|The big ring. Big and smooth. Uhm... yeah.|
One of the guys I sometimes ride with mentioned the other day that he preferred riding in the big chainring as often as he could. Yes, part of it was vanity. But part of it was that he felt that the drivetrain felt smoother on the big ring than the small, even when the gearing was equivalent. He couldn't figure out why.
I'm not an engineer or a scientist, nor am I an artist (as you're about to see in the following diagrams), but I do have an explanation about why you feel smoother on the big ring. And no, it's not because you think you have impressive quads.
As the chain moves through the drivetrain, there are two mechanisms by which additional friction is generated. One way is by running the chain off its centerline so that the plates start to rub laterally against each other. This happens most often when you cross-chain (e.g. big ring/largest cog). This is something that many of us have noticed since the resistance in the chain is usually quite noticeable in that position.
The second way to increase friction in the chain is by decreasing the diameter of the chainring or cog that the chain runs through. Any easy way to start thinking about this is by understanding when the least friction is generated in a chain as it's being pulled along.
|Straight chain - least friction|

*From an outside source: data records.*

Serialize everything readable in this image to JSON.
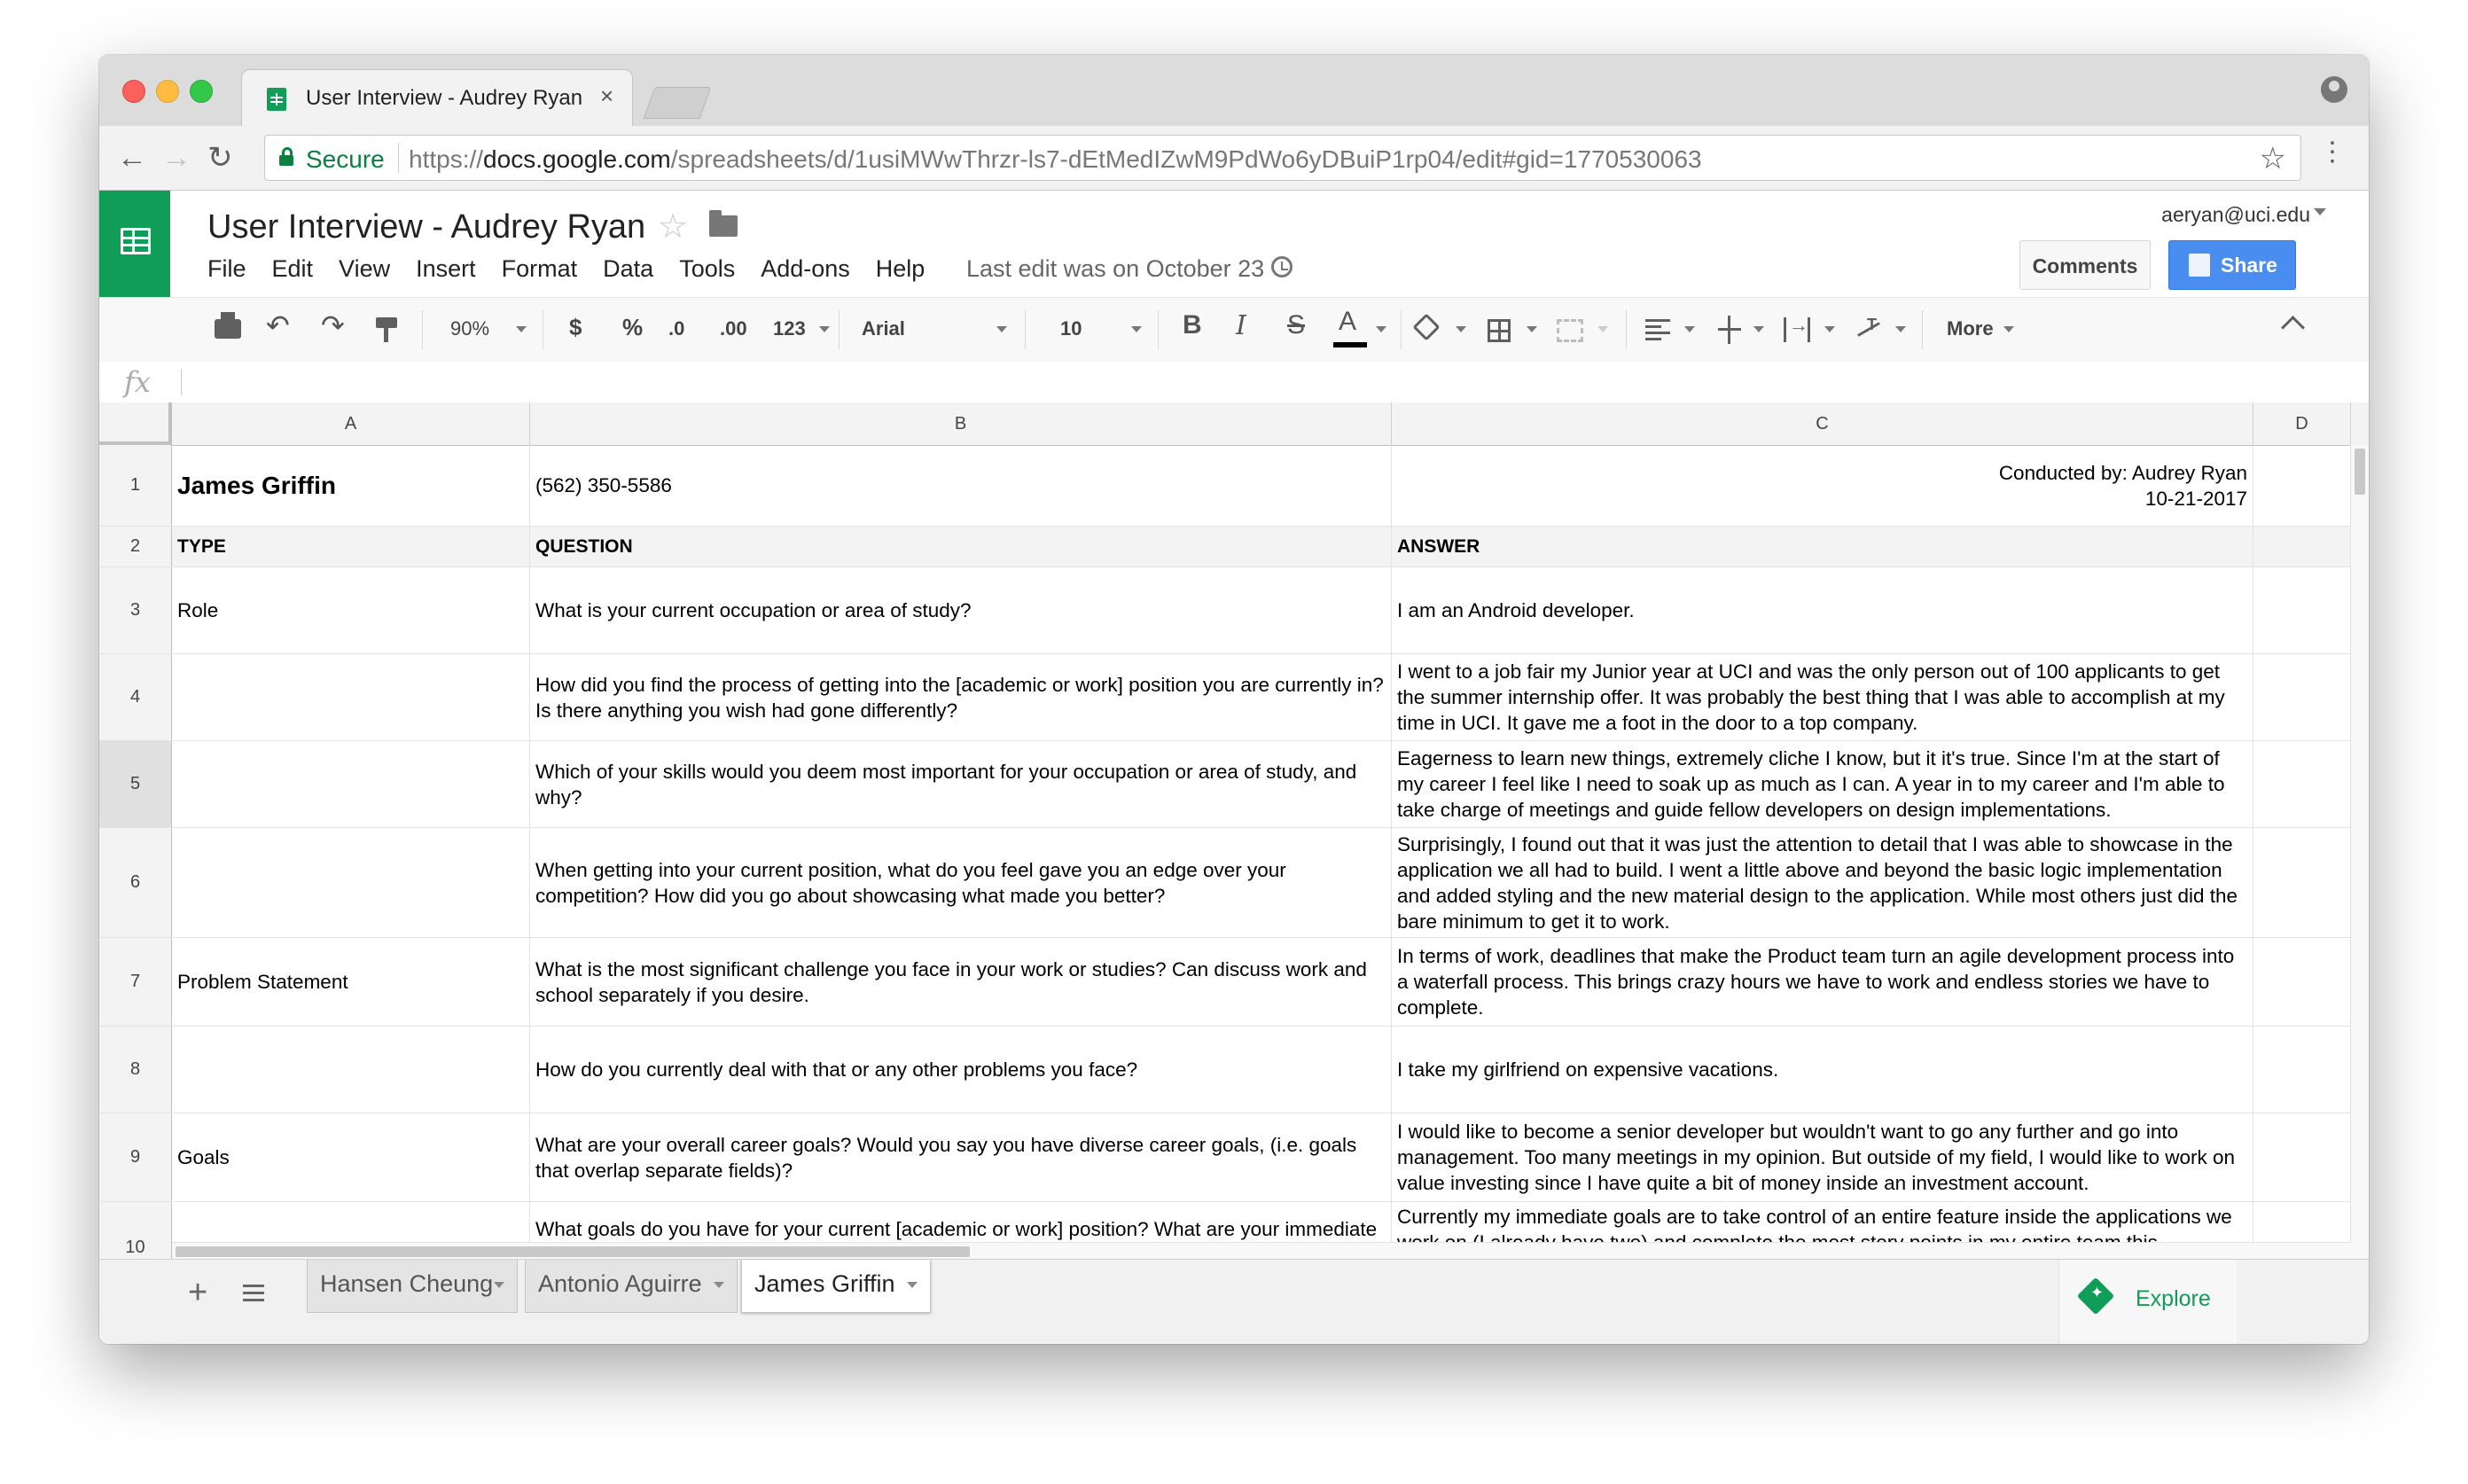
{
  "browser": {
    "tab_title": "User Interview - Audrey Ryan",
    "tab_close": "×",
    "secure_label": "Secure",
    "url_scheme": "https://",
    "url_host": "docs.google.com",
    "url_path": "/spreadsheets/d/1usiMWwThrzr-ls7-dEtMedIZwM9PdWo6yDBuiP1rp04/edit#gid=1770530063",
    "back": "←",
    "forward": "→",
    "reload": "↻",
    "bookmark": "☆",
    "menu": "⋮"
  },
  "doc": {
    "title": "User Interview - Audrey Ryan",
    "star": "☆",
    "menu": [
      "File",
      "Edit",
      "View",
      "Insert",
      "Format",
      "Data",
      "Tools",
      "Add-ons",
      "Help"
    ],
    "last_edit": "Last edit was on October 23",
    "user_email": "aeryan@uci.edu",
    "comments_label": "Comments",
    "share_label": "Share"
  },
  "toolbar": {
    "undo": "↶",
    "redo": "↷",
    "zoom": "90%",
    "currency": "$",
    "percent": "%",
    "dec_decrease": ".0",
    "dec_increase": ".00",
    "number_format": "123",
    "font": "Arial",
    "font_size": "10",
    "bold": "B",
    "italic": "I",
    "strike": "S",
    "text_color": "A",
    "more": "More"
  },
  "formula": {
    "fx": "fx"
  },
  "grid": {
    "columns": [
      "A",
      "B",
      "C",
      "D"
    ],
    "rows": [
      {
        "num": "1",
        "a": "James Griffin",
        "b": "(562) 350-5586",
        "c": "Conducted by: Audrey Ryan\n10-21-2017"
      },
      {
        "num": "2",
        "a": "TYPE",
        "b": "QUESTION",
        "c": "ANSWER"
      },
      {
        "num": "3",
        "a": "Role",
        "b": "What is your current occupation or area of study?",
        "c": "I am an Android developer."
      },
      {
        "num": "4",
        "a": "",
        "b": "How did you find the process of getting into the [academic or work] position you are currently in? Is there anything you wish had gone differently?",
        "c": "I went to a job fair my Junior year at UCI and was the only person out of 100 applicants to get the summer internship offer. It was probably the best thing that I was able to accomplish at my time in UCI. It gave me a foot in the door to a top company."
      },
      {
        "num": "5",
        "a": "",
        "b": "Which of your skills would you deem most important for your occupation or area of study, and why?",
        "c": "Eagerness to learn new things, extremely cliche I know, but it it's true. Since I'm at the start of my career I feel like I need to soak up as much as I can. A year in to my career and I'm able to take charge of meetings and guide fellow developers on design implementations."
      },
      {
        "num": "6",
        "a": "",
        "b": "When getting into your current position, what do you feel gave you an edge over your competition? How did you go about showcasing what made you better?",
        "c": "Surprisingly, I found out that it was just the attention to detail that I was able to showcase in the application we all had to build. I went a little above and beyond the basic logic implementation and added styling and the new material design to the application. While most others just did the bare minimum to get it to work."
      },
      {
        "num": "7",
        "a": "Problem Statement",
        "b": "What is the most significant challenge you face in your work or studies? Can discuss work and school separately if you desire.",
        "c": "In terms of work, deadlines that make the Product team turn an agile development process into a waterfall process. This brings crazy hours we have to work and endless stories we have to complete."
      },
      {
        "num": "8",
        "a": "",
        "b": "How do you currently deal with that or any other problems you face?",
        "c": "I take my girlfriend on expensive vacations."
      },
      {
        "num": "9",
        "a": "Goals",
        "b": "What are your overall career goals? Would you say you have diverse career goals, (i.e. goals that overlap separate fields)?",
        "c": "I would like to become a senior developer but wouldn't want to go any further and go into management. Too many meetings in my opinion. But outside of my field, I would like to work on value investing since I have quite a bit of money inside an investment account."
      },
      {
        "num": "10",
        "a": "",
        "b": "What goals do you have for your current [academic or work] position? What are your immediate goals?",
        "c": "Currently my immediate goals are to take control of an entire feature inside the applications we work on (I already have two) and complete the most story points in my entire team this"
      }
    ]
  },
  "sheets": {
    "add": "+",
    "tabs": [
      "Hansen Cheung",
      "Antonio Aguirre",
      "James Griffin"
    ],
    "active": "James Griffin",
    "explore_label": "Explore"
  },
  "colors": {
    "sheets_green": "#0f9d58",
    "share_blue": "#4a8df0",
    "secure_green": "#0b8043"
  }
}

From a conceptual standpoint, a straight chain generates the least friction/resistance as it's being pulled length-wise, probably because there is the least amount of interaction between the links on the chain. On the other hand, when a chain is doubled back on itself in a tight loop and moved, there is a lot of resistance because the links and plates are rubbing against each other quite a bit. In particular, there is a lot of interaction at the point where the chain "turns".
|Tight turn - high friction|
Now obviously, these are extremes and the reality is that your chainrings and cogs fall somewhere in between. But assuming that the big chainring is more like a "straight chain" and a small chainring is more like a "doubled over chain", it is reasonable to think there is less friction and resistance on the big ring.
|Big ring (left) has less friction that small ring (right)|
Chainrings and cogs aren't the only place where the diameter of the chain movement makes a difference. In the tour last year, several riders (including Andy Schleck) used a modified Berner rear derailleur that had significantly larger pulleys. The idea was similar... increase the diameter to decrease friction and make the drivetrain smoother.
|Example of a Berner pulley|
So there you have it. Not only do you look like a stud in the big ring... you also look smooth. Your momma would be proud.